* [Data for this exercise]:
++++++++

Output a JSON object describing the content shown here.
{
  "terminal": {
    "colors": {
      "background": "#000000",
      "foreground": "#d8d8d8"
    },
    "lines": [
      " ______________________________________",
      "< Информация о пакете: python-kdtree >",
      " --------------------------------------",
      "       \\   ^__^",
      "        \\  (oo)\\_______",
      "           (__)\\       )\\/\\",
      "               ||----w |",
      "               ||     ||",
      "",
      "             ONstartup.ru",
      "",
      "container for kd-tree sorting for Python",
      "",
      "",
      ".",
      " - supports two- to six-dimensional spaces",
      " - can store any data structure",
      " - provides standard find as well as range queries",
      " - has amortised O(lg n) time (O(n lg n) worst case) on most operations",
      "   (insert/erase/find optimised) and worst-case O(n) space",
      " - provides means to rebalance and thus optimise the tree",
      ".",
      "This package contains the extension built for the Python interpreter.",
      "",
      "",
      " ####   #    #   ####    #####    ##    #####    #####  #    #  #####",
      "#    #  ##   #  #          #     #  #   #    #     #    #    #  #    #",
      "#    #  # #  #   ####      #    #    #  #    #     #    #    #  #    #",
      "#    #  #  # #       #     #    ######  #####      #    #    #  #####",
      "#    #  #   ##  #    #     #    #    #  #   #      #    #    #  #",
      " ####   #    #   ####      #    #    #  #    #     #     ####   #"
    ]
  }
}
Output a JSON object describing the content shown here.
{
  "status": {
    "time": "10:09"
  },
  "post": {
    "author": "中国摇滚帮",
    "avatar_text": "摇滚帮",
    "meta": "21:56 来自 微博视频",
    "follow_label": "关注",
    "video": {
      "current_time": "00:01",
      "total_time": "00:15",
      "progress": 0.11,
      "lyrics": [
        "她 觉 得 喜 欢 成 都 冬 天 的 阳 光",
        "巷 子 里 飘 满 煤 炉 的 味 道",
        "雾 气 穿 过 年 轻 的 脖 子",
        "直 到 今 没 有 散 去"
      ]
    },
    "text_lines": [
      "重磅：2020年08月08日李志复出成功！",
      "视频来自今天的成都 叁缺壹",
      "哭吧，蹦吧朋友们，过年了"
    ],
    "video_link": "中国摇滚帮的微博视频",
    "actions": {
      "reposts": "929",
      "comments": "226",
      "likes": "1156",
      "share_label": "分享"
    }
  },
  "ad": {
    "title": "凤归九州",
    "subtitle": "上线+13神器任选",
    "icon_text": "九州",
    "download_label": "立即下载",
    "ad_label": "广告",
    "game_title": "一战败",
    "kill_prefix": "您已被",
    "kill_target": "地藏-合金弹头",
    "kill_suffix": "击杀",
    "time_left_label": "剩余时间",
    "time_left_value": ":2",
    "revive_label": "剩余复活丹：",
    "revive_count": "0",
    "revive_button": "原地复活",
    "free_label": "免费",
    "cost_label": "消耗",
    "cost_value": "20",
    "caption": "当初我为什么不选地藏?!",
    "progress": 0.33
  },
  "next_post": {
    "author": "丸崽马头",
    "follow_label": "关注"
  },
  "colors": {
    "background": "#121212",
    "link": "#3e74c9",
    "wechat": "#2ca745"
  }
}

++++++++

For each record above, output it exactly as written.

* [Exercise output]:
Output a JSON object describing the content shown here.
{
  "terminal": {
    "colors": {
      "background": "#000000",
      "foreground": "#d8d8d8"
    },
    "lines": [
      " ______________________________________",
      "< Информация о пакете: python-kdtree >",
      " --------------------------------------",
      "       \\   ^__^",
      "        \\  (oo)\\_______",
      "           (__)\\       )\\/\\",
      "               ||----w |",
      "               ||     ||",
      "",
      "             ONstartup.ru",
      "",
      "container for kd-tree sorting for Python",
      "",
      "",
      ".",
      " - supports two- to six-dimensional spaces",
      " - can store any data structure",
      " - provides standard find as well as range queries",
      " - has amortised O(lg n) time (O(n lg n) worst case) on most operations",
      "   (insert/erase/find optimised) and worst-case O(n) space",
      " - provides means to rebalance and thus optimise the tree",
      ".",
      "This package contains the extension built for the Python interpreter.",
      "",
      "",
      " ####   #    #   ####    #####    ##    #####    #####  #    #  #####",
      "#    #  ##   #  #          #     #  #   #    #     #    #    #  #    #",
      "#    #  # #  #   ####      #    #    #  #    #     #    #    #  #    #",
      "#    #  #  # #       #     #    ######  #####      #    #    #  #####",
      "#    #  #   ##  #    #     #    #    #  #   #      #    #    #  #",
      " ####   #    #   ####      #    #    #  #    #     #     ####   #"
    ]
  }
}
Output a JSON object describing the content shown here.
{
  "status": {
    "time": "10:09"
  },
  "post": {
    "author": "中国摇滚帮",
    "avatar_text": "摇滚帮",
    "meta": "21:56 来自 微博视频",
    "follow_label": "关注",
    "video": {
      "current_time": "00:01",
      "total_time": "00:15",
      "progress": 0.11,
      "lyrics": [
        "她 觉 得 喜 欢 成 都 冬 天 的 阳 光",
        "巷 子 里 飘 满 煤 炉 的 味 道",
        "雾 气 穿 过 年 轻 的 脖 子",
        "直 到 今 没 有 散 去"
      ]
    },
    "text_lines": [
      "重磅：2020年08月08日李志复出成功！",
      "视频来自今天的成都 叁缺壹",
      "哭吧，蹦吧朋友们，过年了"
    ],
    "video_link": "中国摇滚帮的微博视频",
    "actions": {
      "reposts": "929",
      "comments": "226",
      "likes": "1156",
      "share_label": "分享"
    }
  },
  "ad": {
    "title": "凤归九州",
    "subtitle": "上线+13神器任选",
    "icon_text": "九州",
    "download_label": "立即下载",
    "ad_label": "广告",
    "game_title": "一战败",
    "kill_prefix": "您已被",
    "kill_target": "地藏-合金弹头",
    "kill_suffix": "击杀",
    "time_left_label": "剩余时间",
    "time_left_value": ":2",
    "revive_label": "剩余复活丹：",
    "revive_count": "0",
    "revive_button": "原地复活",
    "free_label": "免费",
    "cost_label": "消耗",
    "cost_value": "20",
    "caption": "当初我为什么不选地藏?!",
    "progress": 0.33
  },
  "next_post": {
    "author": "丸崽马头",
    "follow_label": "关注"
  },
  "colors": {
    "background": "#121212",
    "link": "#3e74c9",
    "wechat": "#2ca745"
  }
}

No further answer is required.